> [Aim of the exercise]: List each line of the data that holds the word "JSON".

> [Records for the exercise]:
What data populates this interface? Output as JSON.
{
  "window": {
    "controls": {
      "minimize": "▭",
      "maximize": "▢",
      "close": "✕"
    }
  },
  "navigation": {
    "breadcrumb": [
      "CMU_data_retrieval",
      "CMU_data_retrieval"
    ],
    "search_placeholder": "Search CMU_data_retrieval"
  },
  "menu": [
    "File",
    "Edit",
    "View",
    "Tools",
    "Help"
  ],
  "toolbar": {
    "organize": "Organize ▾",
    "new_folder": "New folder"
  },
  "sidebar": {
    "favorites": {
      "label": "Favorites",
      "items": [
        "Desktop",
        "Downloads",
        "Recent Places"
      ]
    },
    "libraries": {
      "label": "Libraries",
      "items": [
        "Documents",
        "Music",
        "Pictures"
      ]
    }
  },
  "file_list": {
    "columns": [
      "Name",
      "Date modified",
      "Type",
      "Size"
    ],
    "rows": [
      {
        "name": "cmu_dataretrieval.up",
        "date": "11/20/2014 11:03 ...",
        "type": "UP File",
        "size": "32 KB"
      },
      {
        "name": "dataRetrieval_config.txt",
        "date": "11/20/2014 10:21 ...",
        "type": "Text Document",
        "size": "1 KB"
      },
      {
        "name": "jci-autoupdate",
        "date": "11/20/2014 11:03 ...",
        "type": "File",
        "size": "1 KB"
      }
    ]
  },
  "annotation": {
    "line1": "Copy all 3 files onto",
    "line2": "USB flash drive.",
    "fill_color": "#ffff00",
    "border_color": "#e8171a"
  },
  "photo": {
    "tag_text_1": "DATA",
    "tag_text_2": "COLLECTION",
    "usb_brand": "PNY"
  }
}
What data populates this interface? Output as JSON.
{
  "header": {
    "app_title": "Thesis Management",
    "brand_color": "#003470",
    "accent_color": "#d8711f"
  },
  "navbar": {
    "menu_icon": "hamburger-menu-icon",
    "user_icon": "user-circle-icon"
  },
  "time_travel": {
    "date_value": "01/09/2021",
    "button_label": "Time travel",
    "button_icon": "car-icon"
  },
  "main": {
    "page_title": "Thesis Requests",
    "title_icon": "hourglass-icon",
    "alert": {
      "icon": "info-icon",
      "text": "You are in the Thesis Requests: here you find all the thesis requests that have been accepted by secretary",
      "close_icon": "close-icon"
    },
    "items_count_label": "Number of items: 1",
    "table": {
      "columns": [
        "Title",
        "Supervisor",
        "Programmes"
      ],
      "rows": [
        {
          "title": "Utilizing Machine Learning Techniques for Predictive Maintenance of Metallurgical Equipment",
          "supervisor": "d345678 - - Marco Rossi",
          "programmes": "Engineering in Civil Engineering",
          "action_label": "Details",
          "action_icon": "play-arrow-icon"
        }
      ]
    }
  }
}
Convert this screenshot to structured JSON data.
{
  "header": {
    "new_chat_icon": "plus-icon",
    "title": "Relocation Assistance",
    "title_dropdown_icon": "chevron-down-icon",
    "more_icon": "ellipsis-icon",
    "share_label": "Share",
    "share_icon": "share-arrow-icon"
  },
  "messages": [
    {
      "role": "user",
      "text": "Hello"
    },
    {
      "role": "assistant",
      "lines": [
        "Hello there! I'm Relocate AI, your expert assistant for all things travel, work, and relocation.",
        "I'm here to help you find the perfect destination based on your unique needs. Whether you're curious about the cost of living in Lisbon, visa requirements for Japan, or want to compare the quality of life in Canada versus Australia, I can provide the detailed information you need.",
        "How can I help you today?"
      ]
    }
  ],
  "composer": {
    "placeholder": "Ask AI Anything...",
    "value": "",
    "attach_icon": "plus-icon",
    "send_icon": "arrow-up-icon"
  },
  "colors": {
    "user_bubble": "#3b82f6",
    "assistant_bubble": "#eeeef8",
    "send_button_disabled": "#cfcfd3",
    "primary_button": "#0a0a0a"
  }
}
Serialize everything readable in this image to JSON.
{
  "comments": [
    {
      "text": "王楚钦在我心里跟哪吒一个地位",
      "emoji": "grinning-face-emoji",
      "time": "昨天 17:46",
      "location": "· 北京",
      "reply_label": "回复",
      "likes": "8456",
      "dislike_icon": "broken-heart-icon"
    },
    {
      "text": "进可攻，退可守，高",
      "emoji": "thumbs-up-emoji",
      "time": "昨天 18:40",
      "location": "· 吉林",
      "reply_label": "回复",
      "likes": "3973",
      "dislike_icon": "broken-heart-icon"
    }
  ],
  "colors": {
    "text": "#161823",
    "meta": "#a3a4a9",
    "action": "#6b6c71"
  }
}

> [Result of the task]:
What data populates this interface? Output as JSON.
What data populates this interface? Output as JSON.
Convert this screenshot to structured JSON data.
Serialize everything readable in this image to JSON.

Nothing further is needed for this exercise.